Despite a state of denial, Kashmir dispute has ever since been recurrently coming back in circles to haunt India and as a corollary to affect Pakistan. The latest episode is the refusal of Shanghai Cooperation Organization (SCO) to grant membership to India and Pakistan for the reason that the two countries must settle their territorial disputes to qualify for membership. India is a wilful defaulter of UN resolutions on Kashmir. Hence, its pipe dream of a berth in UNSC is also in jeopardy. A day after the UN General Assembly approved Ban Ki-moon for a second term as secretary-general of the UN; he said that he would be discussing the long-standing Kashmir dispute with the leaders of India and Pakistan to help resolve it peacefully through a dialogue. “I will have opportunities in the future, as in the past, (to) discuss the matter with leaders of both India and Pakistan how we can help on how this issue could be resolved peacefully through dialogue.” The secretary-general was specifically asked whether he would take more active interest in his second term in helping to resolve the Kashmir dispute over which the United Nations has passed several resolutions. “I am aware of the positions of both India and Pakistan leaders. They have been discussing this matter at foreign secretary level, and foreign ministerial level meetings have taken place.” “I understand there is going to be one soon,” Ban said. “All these issues should be resolved peacefully through dialogue between the two governments,” he added.
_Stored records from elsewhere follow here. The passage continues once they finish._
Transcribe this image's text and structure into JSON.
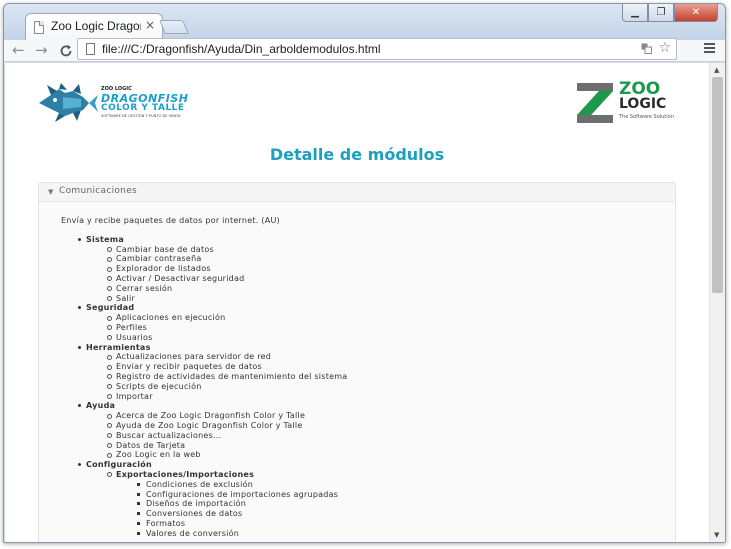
{
  "browser": {
    "tab_title": "Zoo Logic Dragonfis",
    "tab_close": "×",
    "url": "file:///C:/Dragonfish/Ayuda/Din_arboldemodulos.html",
    "win_min": "▁",
    "win_max": "❐",
    "win_close": "✕",
    "back": "←",
    "forward": "→",
    "reload": "C",
    "star": "☆"
  },
  "logos": {
    "dragonfish": {
      "brand_small": "ZOO LOGIC",
      "name": "DRAGONFISH",
      "line2": "COLOR Y TALLE",
      "tagline": "SOFTWARE DE GESTIÓN Y PUNTO DE VENTA"
    },
    "zoologic": {
      "line1": "ZOO",
      "line2": "LOGIC",
      "tagline": "The Software Solution"
    }
  },
  "page": {
    "title": "Detalle de módulos"
  },
  "panel": {
    "title": "Comunicaciones",
    "intro": "Envía y recibe paquetes de datos por internet. (AU)",
    "sections": [
      {
        "label": "Sistema",
        "items": [
          {
            "label": "Cambiar base de datos"
          },
          {
            "label": "Cambiar contraseña"
          },
          {
            "label": "Explorador de listados"
          },
          {
            "label": "Activar / Desactivar seguridad"
          },
          {
            "label": "Cerrar sesión"
          },
          {
            "label": "Salir"
          }
        ]
      },
      {
        "label": "Seguridad",
        "items": [
          {
            "label": "Aplicaciones en ejecución"
          },
          {
            "label": "Perfiles"
          },
          {
            "label": "Usuarios"
          }
        ]
      },
      {
        "label": "Herramientas",
        "items": [
          {
            "label": "Actualizaciones para servidor de red"
          },
          {
            "label": "Enviar y recibir paquetes de datos"
          },
          {
            "label": "Registro de actividades de mantenimiento del sistema"
          },
          {
            "label": "Scripts de ejecución"
          },
          {
            "label": "Importar"
          }
        ]
      },
      {
        "label": "Ayuda",
        "items": [
          {
            "label": "Acerca de Zoo Logic Dragonfish Color y Talle"
          },
          {
            "label": "Ayuda de Zoo Logic Dragonfish Color y Talle"
          },
          {
            "label": "Buscar actualizaciones..."
          },
          {
            "label": "Datos de Tarjeta"
          },
          {
            "label": "Zoo Logic en la web"
          }
        ]
      },
      {
        "label": "Configuración",
        "items": [
          {
            "label": "Exportaciones/Importaciones",
            "bold": true,
            "children": [
              "Condiciones de exclusión",
              "Configuraciones de importaciones agrupadas",
              "Diseños de importación",
              "Conversiones de datos",
              "Formatos",
              "Valores de conversión"
            ]
          }
        ]
      }
    ]
  },
  "colors": {
    "title": "#1e9fbf",
    "zoo_green": "#1a9a4a",
    "zoo_gray": "#6d6e70"
  }
}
Indian Held Kashmir, like Palestine, is a zone where human tragedy reigns since 1947. Over half a million security personnel suffocate the state with draconian powers. Recently discovered mass graves in Kashmir stand as an ugly showcase of ‘shining’ India. Indian brutalities have killed innocent Muslims in thousands but have not been able to suppress their urge for self determination. India-Pakistan relations are a typical example of a textbook stalemate, marred by zero-sum psyche and a pattern of one step forward and two backward. There is a need for change of mindset if the two countries aim to improve the quality of bilateral relations. Core issue of Kashmir has to be addressed squarely to help evolve sustainable goodwill among the two estranged neighbours.